Stored dataset items
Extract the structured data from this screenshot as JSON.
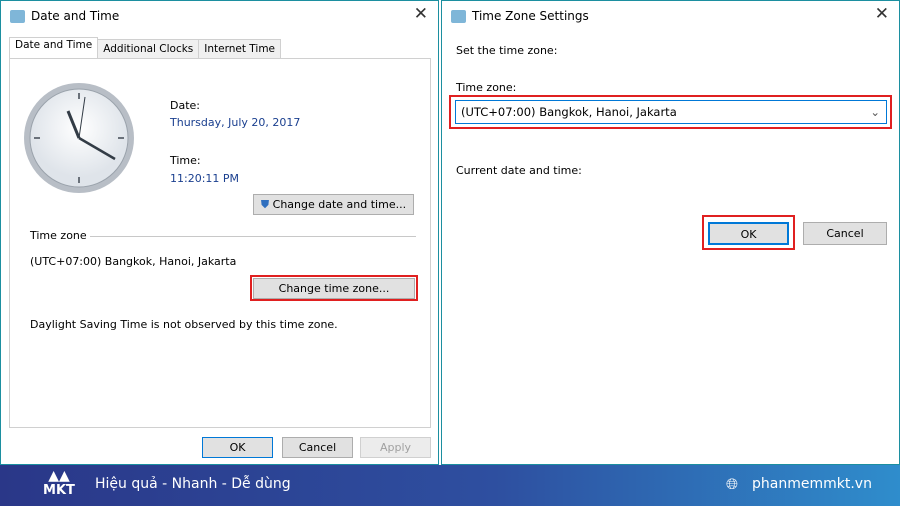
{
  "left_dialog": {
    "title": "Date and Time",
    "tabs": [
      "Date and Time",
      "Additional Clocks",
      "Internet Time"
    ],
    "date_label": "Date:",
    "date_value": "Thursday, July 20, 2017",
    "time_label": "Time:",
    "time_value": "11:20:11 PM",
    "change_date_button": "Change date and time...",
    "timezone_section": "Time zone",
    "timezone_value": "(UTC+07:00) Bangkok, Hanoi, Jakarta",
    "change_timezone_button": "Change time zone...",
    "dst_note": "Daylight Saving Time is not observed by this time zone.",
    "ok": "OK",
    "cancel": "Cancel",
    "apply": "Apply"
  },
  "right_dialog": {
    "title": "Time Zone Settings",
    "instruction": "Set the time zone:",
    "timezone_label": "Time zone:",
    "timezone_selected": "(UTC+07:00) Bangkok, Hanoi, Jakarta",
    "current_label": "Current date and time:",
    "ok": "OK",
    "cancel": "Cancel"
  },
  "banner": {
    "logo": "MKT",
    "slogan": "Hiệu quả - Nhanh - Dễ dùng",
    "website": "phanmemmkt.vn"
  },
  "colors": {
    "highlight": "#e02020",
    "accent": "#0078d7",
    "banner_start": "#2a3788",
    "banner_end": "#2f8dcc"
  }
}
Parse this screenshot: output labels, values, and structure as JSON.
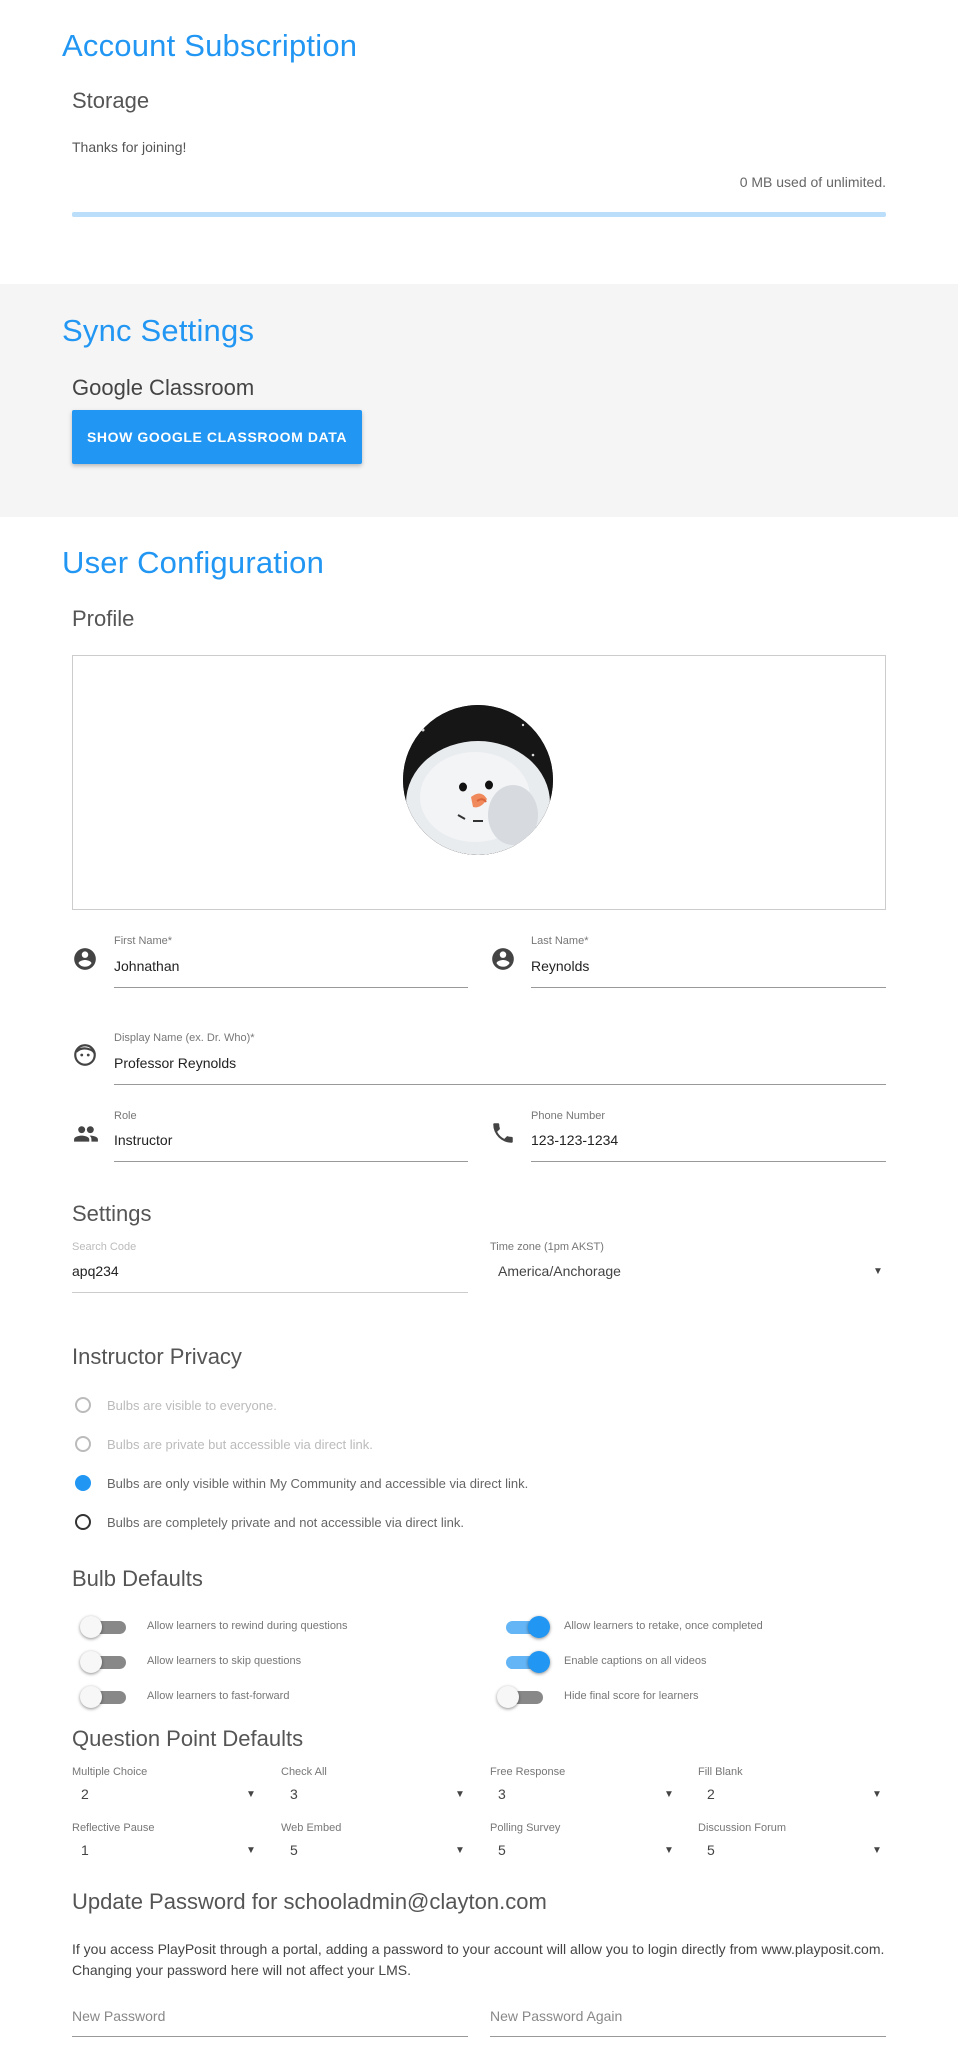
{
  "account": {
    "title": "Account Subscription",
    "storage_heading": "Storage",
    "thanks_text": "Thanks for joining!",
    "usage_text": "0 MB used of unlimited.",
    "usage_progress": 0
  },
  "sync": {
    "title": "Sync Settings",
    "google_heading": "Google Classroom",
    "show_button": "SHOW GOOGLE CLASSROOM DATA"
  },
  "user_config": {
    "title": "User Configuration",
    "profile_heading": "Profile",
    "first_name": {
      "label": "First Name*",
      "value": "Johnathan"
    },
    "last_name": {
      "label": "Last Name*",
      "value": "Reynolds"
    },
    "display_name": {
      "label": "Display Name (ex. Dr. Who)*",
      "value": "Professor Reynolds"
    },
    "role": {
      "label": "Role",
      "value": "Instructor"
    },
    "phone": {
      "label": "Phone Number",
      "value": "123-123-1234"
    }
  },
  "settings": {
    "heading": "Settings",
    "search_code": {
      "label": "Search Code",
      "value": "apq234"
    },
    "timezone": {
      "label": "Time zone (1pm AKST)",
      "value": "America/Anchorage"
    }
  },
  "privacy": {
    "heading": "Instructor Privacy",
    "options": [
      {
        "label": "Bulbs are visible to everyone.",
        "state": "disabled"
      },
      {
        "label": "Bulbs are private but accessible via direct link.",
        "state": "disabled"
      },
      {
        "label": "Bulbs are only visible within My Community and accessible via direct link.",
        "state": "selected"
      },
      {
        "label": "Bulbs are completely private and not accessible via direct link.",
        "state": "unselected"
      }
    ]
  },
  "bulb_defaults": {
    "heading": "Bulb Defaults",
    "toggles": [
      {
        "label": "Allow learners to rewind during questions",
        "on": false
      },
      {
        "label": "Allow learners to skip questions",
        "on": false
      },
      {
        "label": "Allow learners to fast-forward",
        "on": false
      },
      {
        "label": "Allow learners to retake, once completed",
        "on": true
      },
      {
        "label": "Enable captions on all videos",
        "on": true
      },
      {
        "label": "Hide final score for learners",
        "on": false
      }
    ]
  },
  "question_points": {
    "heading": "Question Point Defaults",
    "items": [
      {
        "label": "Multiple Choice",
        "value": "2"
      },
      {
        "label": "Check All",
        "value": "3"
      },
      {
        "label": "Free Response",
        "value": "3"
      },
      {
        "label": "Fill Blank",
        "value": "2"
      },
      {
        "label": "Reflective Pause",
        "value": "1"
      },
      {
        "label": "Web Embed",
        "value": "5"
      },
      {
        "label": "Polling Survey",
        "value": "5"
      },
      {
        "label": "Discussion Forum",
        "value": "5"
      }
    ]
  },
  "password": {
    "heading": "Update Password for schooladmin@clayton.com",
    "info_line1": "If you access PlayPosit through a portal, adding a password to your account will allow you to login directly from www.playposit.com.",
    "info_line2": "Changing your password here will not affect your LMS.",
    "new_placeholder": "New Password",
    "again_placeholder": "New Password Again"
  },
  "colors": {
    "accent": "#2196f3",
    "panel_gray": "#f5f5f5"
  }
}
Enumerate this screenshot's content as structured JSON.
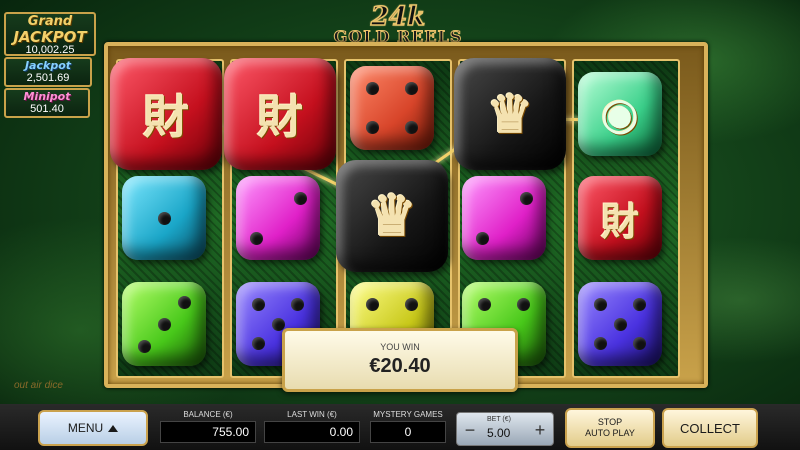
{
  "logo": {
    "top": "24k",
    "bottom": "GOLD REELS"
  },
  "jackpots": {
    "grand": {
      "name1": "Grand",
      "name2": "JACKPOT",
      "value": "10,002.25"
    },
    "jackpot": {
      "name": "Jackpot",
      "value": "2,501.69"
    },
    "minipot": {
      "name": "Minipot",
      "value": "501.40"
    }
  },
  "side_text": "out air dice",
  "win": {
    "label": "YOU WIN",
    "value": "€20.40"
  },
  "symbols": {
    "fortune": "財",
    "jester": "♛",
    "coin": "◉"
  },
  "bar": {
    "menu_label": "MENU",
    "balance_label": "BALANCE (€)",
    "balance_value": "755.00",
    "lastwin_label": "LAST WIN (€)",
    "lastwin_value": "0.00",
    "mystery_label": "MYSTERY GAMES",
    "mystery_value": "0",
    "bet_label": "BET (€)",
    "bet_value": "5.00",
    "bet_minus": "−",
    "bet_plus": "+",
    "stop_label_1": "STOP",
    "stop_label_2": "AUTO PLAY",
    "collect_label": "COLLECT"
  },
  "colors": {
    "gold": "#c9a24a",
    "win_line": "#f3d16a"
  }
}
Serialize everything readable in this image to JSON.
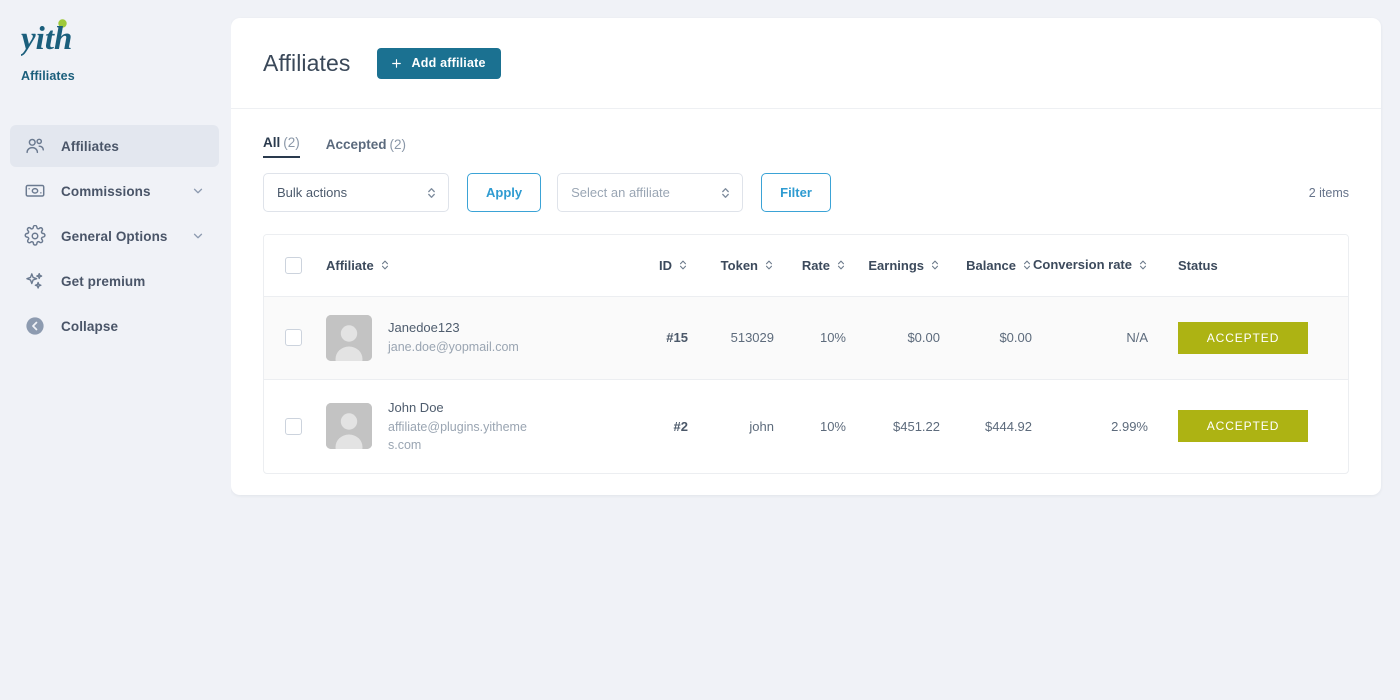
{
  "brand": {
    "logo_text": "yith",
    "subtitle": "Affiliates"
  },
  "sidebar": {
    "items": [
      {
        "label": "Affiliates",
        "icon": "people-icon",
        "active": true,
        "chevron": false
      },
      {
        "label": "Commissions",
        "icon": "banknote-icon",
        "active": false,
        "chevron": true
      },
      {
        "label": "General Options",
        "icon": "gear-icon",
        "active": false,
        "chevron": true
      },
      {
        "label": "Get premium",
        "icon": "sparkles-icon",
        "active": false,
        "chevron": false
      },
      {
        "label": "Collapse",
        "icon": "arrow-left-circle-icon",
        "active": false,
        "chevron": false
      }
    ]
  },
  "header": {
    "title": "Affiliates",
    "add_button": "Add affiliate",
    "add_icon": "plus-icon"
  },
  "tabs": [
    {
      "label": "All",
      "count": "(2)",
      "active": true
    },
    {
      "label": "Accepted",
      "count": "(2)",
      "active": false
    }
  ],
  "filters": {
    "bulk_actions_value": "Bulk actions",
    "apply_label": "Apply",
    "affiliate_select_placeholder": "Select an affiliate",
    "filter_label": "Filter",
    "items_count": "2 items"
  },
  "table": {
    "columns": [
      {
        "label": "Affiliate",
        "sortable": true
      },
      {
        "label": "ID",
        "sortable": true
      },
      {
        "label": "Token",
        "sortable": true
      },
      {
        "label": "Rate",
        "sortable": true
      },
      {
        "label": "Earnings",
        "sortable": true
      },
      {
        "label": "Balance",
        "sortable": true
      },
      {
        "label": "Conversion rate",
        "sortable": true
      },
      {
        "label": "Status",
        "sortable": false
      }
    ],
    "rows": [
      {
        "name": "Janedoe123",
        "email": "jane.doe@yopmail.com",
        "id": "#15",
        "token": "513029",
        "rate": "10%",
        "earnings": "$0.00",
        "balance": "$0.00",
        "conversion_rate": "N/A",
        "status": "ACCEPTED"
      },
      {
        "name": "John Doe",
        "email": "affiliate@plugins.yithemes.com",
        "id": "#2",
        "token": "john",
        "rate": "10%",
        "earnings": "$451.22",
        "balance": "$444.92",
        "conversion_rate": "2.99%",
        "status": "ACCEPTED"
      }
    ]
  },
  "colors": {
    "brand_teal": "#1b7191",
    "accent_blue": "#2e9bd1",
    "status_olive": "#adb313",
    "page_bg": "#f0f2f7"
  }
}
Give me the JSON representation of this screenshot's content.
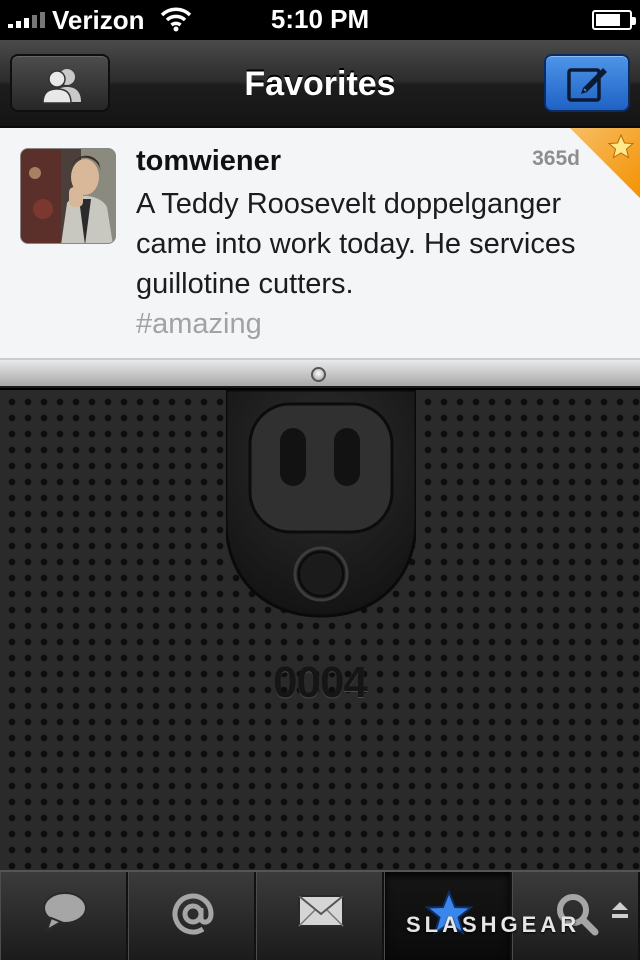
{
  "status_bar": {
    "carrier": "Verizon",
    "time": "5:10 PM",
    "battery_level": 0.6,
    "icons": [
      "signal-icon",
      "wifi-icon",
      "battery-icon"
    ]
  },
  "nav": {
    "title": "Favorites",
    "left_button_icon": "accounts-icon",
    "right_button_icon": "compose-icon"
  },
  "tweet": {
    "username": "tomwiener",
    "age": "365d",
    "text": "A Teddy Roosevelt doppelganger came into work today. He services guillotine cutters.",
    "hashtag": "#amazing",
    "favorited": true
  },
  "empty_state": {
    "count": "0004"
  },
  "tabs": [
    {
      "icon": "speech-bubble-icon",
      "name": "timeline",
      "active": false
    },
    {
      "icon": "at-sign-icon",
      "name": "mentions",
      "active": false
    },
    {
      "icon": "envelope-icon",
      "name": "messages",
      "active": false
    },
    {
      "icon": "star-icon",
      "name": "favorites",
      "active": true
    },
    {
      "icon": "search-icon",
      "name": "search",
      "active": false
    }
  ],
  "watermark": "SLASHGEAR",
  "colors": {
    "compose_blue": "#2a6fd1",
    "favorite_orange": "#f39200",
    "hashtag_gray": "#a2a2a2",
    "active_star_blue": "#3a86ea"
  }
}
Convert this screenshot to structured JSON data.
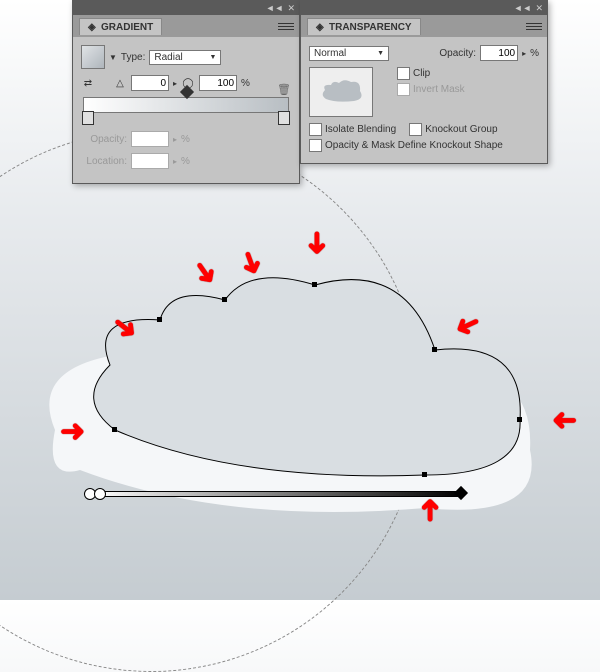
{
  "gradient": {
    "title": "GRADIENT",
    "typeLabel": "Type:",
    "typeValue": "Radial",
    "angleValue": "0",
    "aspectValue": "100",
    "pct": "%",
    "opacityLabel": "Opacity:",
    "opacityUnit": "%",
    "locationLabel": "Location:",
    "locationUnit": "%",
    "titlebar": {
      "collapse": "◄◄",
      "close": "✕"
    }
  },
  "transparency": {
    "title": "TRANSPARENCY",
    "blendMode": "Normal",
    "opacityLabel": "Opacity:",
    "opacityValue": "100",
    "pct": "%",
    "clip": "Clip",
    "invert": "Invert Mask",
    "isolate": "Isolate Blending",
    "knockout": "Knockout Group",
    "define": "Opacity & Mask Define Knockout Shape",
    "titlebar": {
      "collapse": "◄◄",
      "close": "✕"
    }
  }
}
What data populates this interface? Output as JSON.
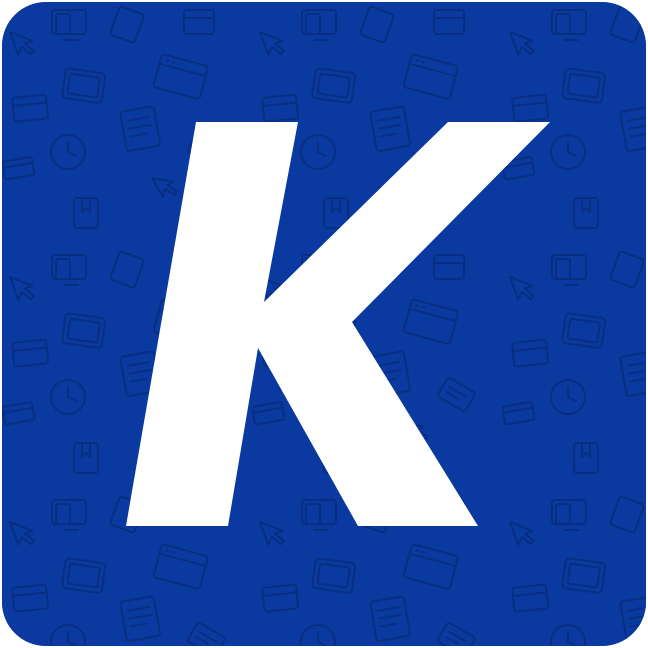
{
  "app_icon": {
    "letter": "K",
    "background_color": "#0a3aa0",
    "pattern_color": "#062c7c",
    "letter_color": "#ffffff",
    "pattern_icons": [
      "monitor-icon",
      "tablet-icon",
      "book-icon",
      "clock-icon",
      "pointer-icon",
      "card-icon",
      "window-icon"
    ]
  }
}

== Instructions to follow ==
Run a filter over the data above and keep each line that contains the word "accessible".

== Written response ==
        "label": "Bulbs are private but accessible via direct link.",
        "label": "Bulbs are only visible within My Community and accessible via direct link.",
        "label": "Bulbs are completely private and not accessible via direct link.",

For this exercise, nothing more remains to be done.